In a sense, today’s news only confirms what the client and our Labor Law Group suggested. What was shocking was the magnitude of the problem. If you go to the Central States Pension Fund website you are told that the plan was formed in 1955 and since that date, it has paid $80 billion in benefits. So, the “shot in the arm” announced today is equal to 45% of all benefits paid in the past 67 years. In theory, this inoculation is projected to resolve underfunding issues for another 30 years but how did we get to this situation and how do we make certain it doesn’t happen again?
We wrote about this crisis and this Teamster’s pension plan in May 2016. At the time the plan was paying $3.50 in benefits for each dollar paid in. In 2016 the concern was that the stock market had stalled and the Teamster’s plans were premised upon 7-8% annual returns.

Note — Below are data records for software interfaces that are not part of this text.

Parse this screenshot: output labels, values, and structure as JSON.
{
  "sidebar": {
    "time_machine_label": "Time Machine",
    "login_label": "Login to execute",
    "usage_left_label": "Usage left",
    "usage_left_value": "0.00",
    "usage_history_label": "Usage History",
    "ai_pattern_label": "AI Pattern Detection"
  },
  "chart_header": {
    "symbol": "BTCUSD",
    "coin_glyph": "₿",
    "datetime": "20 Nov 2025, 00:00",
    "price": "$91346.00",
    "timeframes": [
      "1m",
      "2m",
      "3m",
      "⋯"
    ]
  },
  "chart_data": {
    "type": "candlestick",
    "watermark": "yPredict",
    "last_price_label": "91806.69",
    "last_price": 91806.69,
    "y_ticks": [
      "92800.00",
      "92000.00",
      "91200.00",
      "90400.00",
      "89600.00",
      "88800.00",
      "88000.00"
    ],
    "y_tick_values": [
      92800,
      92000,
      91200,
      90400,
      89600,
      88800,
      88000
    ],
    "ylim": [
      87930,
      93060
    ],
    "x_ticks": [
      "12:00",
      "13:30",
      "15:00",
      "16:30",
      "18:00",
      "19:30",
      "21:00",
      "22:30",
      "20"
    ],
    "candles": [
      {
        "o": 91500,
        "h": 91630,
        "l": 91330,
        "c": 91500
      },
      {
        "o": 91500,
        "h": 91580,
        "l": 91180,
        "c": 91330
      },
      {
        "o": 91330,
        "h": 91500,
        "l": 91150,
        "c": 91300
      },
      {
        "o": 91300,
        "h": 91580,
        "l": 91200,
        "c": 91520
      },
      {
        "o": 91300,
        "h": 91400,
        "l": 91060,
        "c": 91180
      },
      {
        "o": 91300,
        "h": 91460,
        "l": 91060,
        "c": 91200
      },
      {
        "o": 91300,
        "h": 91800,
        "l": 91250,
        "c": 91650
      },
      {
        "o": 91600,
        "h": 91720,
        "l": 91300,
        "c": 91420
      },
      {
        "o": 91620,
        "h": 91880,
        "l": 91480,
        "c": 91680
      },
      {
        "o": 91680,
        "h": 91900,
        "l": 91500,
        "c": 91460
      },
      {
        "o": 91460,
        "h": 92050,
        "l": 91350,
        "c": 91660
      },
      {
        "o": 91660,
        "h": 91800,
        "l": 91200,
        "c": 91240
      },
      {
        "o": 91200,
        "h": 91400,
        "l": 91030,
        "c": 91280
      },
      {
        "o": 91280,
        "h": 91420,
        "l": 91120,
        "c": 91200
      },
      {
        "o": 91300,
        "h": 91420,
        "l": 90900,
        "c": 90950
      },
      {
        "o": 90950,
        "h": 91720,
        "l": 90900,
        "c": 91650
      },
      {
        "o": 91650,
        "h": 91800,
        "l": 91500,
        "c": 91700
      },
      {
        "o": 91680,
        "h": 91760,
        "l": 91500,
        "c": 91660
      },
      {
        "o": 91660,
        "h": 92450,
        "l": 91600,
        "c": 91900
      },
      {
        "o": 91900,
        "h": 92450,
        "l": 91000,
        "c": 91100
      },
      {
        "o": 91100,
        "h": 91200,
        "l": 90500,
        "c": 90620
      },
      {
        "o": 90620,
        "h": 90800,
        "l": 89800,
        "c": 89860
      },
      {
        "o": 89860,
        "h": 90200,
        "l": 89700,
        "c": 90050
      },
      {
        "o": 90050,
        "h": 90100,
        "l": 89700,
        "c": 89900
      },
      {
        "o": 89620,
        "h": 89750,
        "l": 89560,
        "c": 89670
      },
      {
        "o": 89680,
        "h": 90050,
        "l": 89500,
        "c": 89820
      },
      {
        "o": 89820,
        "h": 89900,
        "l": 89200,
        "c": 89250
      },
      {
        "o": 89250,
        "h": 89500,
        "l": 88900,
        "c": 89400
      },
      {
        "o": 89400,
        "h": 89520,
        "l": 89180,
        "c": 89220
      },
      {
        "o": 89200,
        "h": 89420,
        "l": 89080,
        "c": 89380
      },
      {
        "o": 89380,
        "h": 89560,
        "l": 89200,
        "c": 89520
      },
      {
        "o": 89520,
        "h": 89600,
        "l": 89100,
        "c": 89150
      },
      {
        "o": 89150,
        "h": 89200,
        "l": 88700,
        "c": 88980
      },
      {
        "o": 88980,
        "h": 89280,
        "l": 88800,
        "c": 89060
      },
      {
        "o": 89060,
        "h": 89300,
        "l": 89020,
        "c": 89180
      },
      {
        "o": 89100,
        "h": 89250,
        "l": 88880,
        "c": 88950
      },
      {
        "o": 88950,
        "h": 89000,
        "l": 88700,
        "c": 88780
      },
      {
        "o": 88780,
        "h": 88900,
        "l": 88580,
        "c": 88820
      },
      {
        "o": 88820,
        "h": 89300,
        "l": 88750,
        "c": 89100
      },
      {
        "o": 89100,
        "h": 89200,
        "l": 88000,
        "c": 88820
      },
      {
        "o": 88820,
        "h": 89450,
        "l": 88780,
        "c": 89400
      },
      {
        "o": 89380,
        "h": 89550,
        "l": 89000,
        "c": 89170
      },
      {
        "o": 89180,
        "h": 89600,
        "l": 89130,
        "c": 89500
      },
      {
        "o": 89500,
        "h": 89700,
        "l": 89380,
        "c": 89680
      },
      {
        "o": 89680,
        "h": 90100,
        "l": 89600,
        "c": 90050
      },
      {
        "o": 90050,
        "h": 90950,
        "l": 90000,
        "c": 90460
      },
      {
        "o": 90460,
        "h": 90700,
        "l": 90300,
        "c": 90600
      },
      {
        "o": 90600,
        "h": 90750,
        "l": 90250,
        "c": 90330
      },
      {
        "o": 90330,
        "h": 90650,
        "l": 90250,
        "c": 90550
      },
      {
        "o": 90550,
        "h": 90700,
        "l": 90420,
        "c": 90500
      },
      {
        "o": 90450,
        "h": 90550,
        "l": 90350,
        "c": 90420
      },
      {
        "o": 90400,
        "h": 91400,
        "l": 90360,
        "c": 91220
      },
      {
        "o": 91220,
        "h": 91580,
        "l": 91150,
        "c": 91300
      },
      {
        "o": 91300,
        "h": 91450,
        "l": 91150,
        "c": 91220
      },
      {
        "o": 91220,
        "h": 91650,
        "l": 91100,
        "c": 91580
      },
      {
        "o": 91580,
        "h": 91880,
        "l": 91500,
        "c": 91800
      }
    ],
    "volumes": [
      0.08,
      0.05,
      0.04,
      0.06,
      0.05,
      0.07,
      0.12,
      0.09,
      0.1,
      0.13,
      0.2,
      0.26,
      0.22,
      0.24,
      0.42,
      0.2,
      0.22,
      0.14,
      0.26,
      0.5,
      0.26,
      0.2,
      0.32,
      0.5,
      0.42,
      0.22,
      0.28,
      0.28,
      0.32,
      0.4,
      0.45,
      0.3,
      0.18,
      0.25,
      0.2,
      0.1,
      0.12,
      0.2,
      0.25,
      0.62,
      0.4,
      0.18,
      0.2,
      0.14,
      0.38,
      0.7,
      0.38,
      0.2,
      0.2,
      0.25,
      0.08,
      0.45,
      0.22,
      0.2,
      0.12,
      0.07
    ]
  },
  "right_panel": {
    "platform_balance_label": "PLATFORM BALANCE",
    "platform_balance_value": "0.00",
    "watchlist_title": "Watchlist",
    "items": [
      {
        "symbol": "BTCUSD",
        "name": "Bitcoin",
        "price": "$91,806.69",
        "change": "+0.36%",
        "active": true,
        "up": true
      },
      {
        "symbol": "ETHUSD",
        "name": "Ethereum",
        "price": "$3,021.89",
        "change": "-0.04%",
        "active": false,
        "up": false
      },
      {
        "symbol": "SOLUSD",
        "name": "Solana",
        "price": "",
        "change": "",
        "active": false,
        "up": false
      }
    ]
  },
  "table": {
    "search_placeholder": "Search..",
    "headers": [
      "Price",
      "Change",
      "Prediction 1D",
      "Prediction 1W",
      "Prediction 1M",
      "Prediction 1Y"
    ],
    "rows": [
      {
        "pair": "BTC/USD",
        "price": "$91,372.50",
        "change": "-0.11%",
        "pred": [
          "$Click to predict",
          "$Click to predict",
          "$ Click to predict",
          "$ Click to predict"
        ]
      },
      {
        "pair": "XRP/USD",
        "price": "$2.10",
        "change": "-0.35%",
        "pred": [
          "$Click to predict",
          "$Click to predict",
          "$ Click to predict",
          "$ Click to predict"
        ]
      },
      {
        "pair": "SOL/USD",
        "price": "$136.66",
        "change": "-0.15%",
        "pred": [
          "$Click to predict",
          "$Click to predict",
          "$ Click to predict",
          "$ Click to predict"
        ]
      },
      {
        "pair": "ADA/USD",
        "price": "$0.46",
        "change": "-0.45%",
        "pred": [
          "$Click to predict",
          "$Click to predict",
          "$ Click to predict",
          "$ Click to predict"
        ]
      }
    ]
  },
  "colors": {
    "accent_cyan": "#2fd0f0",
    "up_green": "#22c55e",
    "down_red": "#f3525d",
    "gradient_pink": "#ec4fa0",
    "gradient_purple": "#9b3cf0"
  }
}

Ironically if you look at where the S&P 500 was in Marsh 2016 and where it is today the S&P 500 rose from 2,100 to today’s 3,972. In short, it nearly doubled, but the Teamster plan still failed.
It there is good news, it is for the Teamsters. They are getting a bailout. To be fair, a lot of businesses got bailouts in the past 30 months and some of those businesses really didn’t need bailout money. But that was at least money to bail a collapsing economy out of an unforeseen financial crisis.
The problematic news is that there are probably more bailouts ahead because a lot of pension funds, including state and local funds were in trouble before the financial crisis. And many of these funds can’t go to the Congress for help because they are creatures of state and local government. Some might suggest that this problem is partially related to this years’ weak stock market. Indeed, the market is down 17% in 2023. But it is up 15% from where it stood when the pandemic hit. So, blaming the market doesn’t work.
The broader issue is that the public has been hitting up Uncle Sam for some pretty serious allowances. Since March 2020 the Treasury has borrowed $6 trillion to shore up the economy and fund government. The $36 billion announced today is probably in that $6,000,000,000 number. The current administration wants to address the student debt crisis. Outstanding federal student loans are another $1.6 trillion. Then there are the unfunded pension plans of the private sector + those of state and local governments.
It is premature to say that the crisis is here. But the wagons are circling as many stakeholders in the American economy reckon with the fact that their funds for retirement may not be there. And, to the extent we go to the public well for bailouts, the economic ship of state begins to list in scary ways. If you are planning to live on one of these pension plans in retirement, you need to be cautious.